**INSTRUCTIONS TO FOLLOW**.
For the word "summary", tally the lines of the data that contain it and give the tally alone.

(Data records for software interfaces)
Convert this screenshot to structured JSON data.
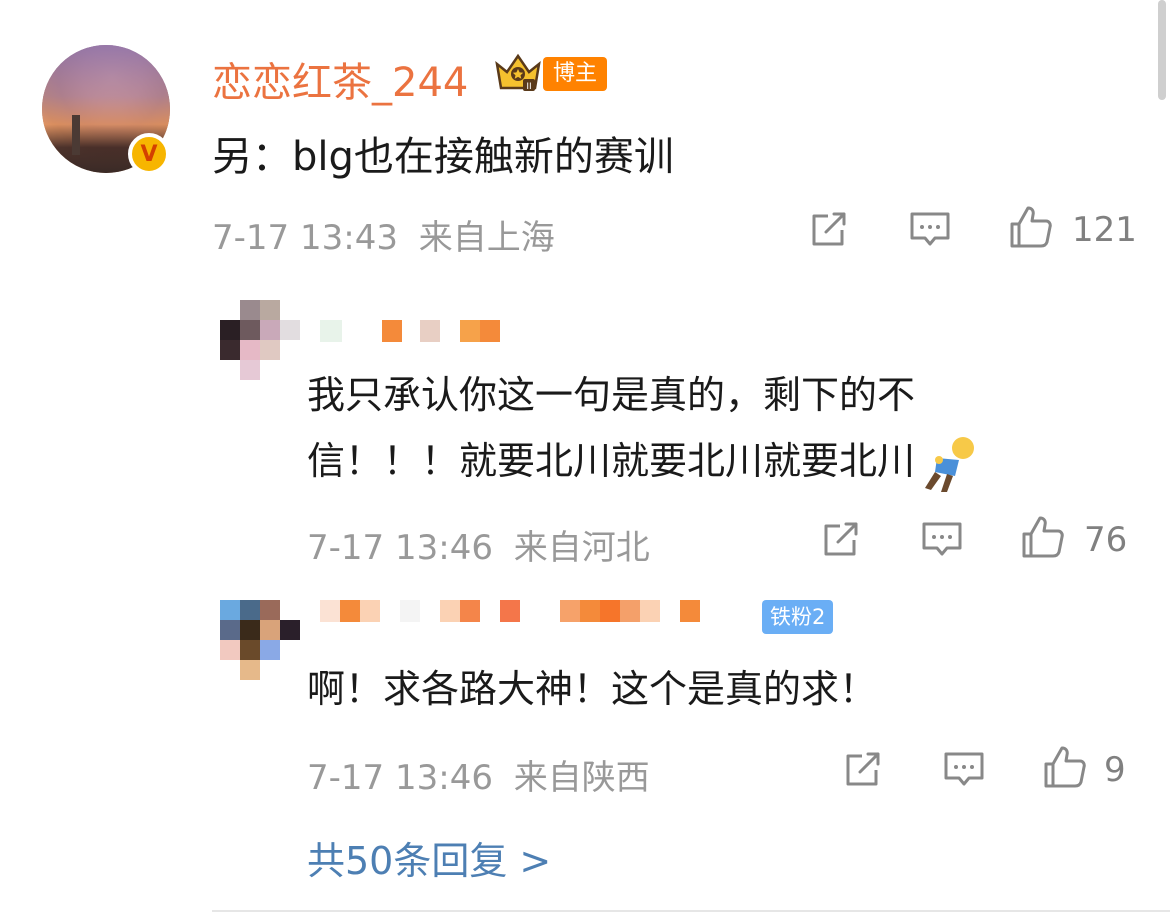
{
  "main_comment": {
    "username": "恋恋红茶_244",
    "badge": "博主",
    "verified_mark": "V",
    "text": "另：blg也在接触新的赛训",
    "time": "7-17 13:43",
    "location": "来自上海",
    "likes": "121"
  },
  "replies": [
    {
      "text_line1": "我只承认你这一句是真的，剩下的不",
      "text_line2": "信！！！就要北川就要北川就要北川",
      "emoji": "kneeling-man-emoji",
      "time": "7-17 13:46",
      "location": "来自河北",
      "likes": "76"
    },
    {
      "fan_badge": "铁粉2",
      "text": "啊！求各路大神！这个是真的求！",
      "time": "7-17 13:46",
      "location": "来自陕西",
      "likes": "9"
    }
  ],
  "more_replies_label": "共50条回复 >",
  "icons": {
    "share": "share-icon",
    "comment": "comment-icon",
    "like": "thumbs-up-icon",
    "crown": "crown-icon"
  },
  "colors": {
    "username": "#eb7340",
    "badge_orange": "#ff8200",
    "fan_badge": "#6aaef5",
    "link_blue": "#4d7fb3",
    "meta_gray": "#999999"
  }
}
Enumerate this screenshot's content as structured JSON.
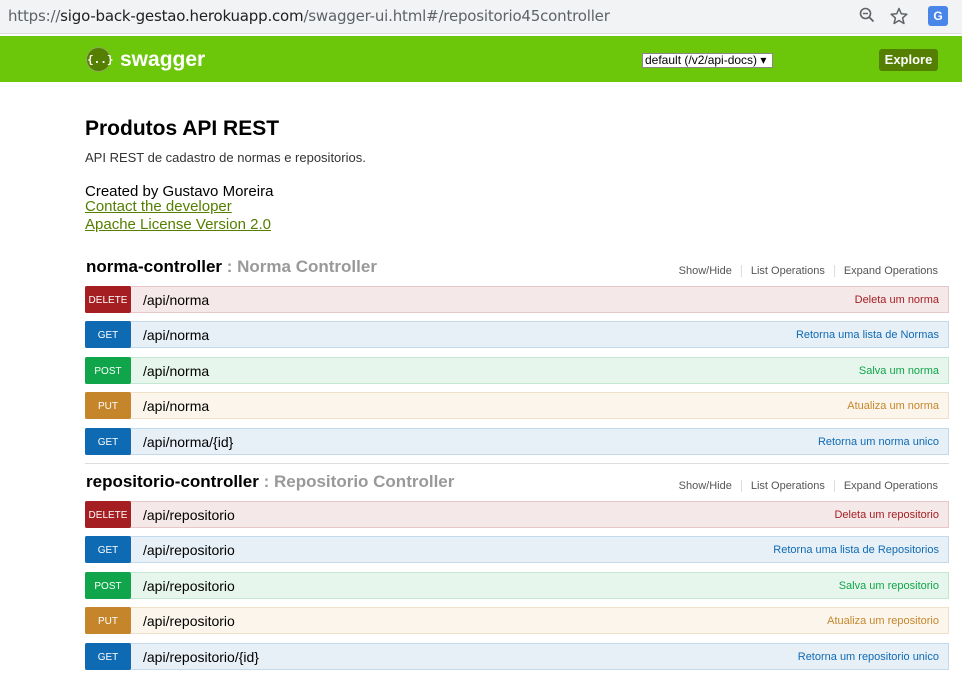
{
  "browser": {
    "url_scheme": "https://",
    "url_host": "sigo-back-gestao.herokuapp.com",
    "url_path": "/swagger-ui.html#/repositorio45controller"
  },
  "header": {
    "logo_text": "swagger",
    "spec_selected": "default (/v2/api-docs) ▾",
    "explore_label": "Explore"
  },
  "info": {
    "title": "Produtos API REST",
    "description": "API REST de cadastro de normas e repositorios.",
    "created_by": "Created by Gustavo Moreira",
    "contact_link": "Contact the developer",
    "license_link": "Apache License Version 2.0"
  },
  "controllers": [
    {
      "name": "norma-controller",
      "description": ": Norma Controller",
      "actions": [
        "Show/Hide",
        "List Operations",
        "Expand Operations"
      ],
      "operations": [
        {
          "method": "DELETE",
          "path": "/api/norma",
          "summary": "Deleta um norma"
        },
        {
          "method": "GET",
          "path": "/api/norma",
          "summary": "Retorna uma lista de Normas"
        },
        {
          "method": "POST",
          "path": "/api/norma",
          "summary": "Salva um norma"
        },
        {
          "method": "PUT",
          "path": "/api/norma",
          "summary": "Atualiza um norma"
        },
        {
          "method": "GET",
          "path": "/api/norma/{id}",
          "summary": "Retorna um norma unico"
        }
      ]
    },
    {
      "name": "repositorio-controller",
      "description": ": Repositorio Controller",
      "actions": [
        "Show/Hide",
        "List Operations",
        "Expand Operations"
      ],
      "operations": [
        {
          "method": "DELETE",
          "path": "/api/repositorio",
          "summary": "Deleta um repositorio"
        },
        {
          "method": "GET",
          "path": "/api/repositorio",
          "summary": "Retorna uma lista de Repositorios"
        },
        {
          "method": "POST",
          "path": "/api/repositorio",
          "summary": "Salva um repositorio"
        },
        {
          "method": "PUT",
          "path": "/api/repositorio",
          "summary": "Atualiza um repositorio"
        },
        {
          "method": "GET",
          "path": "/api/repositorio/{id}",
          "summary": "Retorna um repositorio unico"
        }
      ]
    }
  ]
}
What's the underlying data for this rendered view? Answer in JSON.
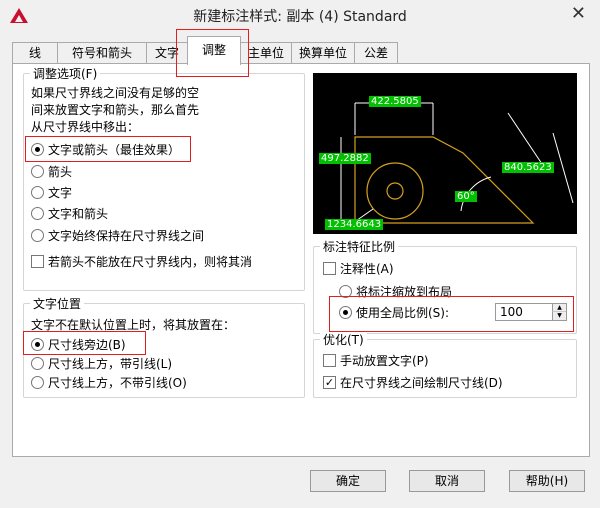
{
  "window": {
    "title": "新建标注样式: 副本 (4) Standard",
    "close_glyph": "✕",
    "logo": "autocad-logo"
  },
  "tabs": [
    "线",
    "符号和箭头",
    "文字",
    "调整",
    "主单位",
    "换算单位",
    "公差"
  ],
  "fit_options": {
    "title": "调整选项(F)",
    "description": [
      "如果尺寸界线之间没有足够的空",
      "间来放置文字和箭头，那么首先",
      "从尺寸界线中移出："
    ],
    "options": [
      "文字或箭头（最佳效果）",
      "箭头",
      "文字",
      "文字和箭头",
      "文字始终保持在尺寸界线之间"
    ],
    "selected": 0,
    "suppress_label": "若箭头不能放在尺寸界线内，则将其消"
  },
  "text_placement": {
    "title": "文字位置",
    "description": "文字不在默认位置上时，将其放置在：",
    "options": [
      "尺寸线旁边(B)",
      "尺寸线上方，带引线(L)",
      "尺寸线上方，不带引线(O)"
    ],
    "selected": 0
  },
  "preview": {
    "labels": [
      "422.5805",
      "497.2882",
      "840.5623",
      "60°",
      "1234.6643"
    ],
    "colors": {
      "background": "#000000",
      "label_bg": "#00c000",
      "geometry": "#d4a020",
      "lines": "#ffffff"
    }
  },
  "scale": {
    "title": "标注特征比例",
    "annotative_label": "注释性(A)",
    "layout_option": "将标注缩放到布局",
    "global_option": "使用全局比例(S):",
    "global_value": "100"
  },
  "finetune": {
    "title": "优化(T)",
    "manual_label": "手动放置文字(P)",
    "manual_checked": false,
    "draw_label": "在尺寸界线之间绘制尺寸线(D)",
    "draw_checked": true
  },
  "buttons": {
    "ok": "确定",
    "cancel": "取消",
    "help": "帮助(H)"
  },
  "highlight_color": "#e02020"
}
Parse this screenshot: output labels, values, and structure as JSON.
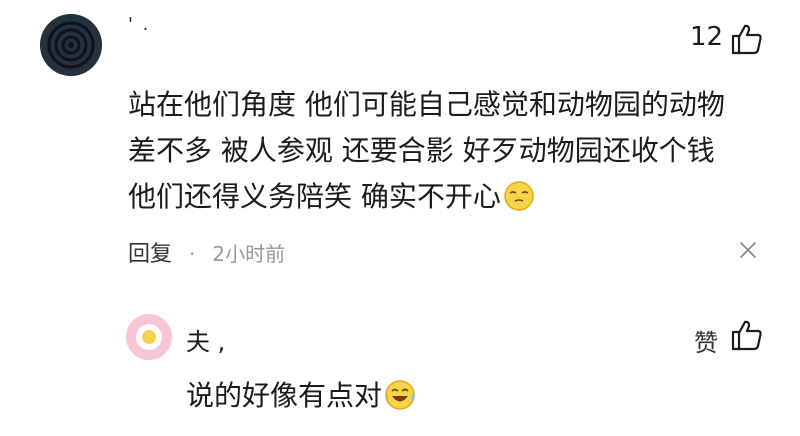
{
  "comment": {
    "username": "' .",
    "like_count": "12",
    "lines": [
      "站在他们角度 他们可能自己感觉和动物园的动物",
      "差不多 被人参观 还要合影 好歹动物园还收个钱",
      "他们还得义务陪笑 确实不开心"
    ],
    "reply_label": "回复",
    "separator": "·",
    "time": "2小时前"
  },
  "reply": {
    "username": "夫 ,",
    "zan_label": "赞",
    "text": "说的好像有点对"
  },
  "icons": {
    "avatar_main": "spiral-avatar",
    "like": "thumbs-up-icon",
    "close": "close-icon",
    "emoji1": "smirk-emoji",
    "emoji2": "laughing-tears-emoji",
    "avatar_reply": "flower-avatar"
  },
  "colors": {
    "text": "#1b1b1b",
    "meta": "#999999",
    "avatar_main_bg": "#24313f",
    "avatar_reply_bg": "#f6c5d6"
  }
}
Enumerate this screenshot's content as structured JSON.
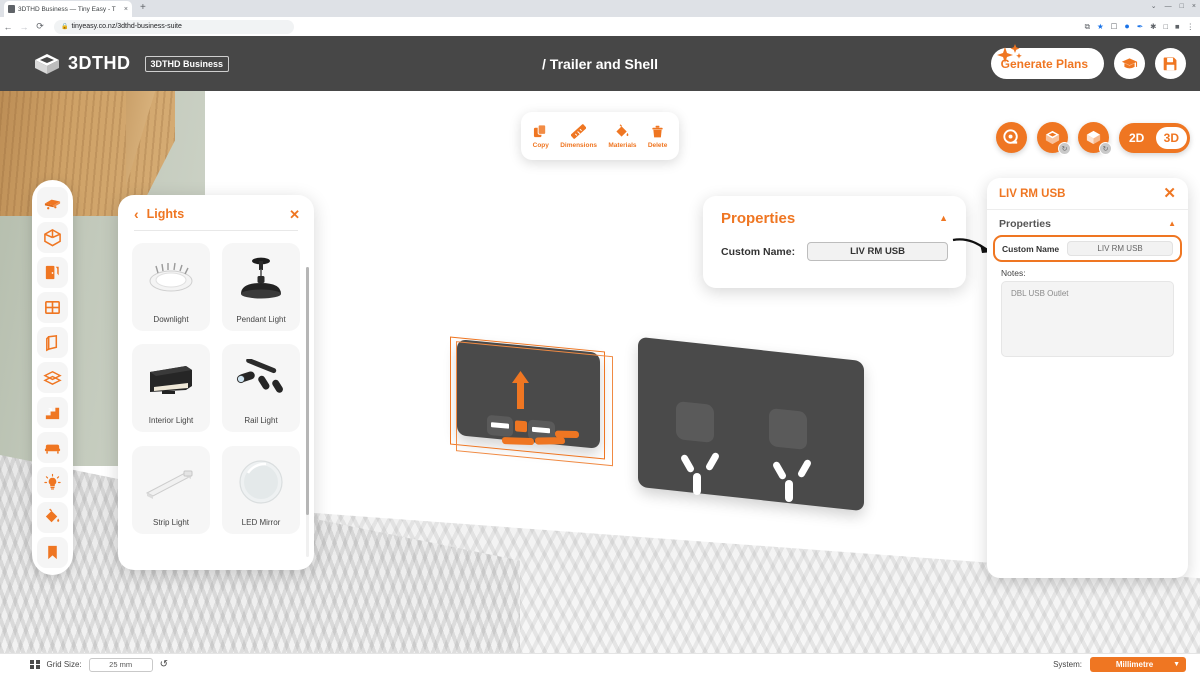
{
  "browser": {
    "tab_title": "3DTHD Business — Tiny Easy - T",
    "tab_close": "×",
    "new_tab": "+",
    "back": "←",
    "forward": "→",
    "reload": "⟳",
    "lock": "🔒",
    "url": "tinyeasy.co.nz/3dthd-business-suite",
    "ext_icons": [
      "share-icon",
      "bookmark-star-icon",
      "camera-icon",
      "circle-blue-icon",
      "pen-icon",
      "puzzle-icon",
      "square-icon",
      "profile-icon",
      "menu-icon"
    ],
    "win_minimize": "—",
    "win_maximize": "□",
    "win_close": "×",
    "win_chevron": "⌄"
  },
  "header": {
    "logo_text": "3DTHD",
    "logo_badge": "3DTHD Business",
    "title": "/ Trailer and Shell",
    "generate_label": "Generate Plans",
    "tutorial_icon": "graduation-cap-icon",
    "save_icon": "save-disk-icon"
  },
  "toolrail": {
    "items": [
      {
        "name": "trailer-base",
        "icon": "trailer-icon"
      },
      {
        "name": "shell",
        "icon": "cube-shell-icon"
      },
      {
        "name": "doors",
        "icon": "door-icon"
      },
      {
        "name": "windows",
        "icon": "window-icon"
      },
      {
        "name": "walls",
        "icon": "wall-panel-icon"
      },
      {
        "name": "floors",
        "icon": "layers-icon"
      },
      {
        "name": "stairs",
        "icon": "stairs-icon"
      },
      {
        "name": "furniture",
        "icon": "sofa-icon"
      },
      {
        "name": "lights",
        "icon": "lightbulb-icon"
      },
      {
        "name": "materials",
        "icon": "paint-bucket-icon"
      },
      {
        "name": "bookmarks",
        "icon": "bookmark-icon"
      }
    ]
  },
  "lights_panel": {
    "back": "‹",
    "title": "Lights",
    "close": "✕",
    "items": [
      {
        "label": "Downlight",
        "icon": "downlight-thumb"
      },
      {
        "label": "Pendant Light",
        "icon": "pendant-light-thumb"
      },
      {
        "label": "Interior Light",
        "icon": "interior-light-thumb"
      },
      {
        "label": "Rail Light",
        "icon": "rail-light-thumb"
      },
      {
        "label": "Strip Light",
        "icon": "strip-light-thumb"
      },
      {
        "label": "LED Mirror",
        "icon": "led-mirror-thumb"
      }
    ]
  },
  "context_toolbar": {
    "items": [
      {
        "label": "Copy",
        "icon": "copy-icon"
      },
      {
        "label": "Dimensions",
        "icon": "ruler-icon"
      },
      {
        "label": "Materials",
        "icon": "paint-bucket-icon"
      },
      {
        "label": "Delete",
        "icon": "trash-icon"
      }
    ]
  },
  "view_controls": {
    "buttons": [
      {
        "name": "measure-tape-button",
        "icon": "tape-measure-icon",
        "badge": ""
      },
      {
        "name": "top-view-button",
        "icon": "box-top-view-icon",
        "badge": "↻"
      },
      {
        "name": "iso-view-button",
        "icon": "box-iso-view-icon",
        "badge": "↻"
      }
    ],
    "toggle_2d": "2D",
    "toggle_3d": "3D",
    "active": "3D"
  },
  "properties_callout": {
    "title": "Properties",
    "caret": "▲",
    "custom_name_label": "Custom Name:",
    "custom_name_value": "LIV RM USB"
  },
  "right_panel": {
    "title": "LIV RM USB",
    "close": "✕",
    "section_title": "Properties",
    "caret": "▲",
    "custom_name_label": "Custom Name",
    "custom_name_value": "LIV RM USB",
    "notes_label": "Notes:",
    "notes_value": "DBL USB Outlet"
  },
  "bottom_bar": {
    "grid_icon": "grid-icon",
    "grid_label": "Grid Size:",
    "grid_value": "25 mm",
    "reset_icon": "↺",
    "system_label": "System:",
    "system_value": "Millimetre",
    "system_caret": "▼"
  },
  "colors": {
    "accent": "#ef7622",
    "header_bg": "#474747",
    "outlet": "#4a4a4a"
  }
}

**SOLUTION**.
10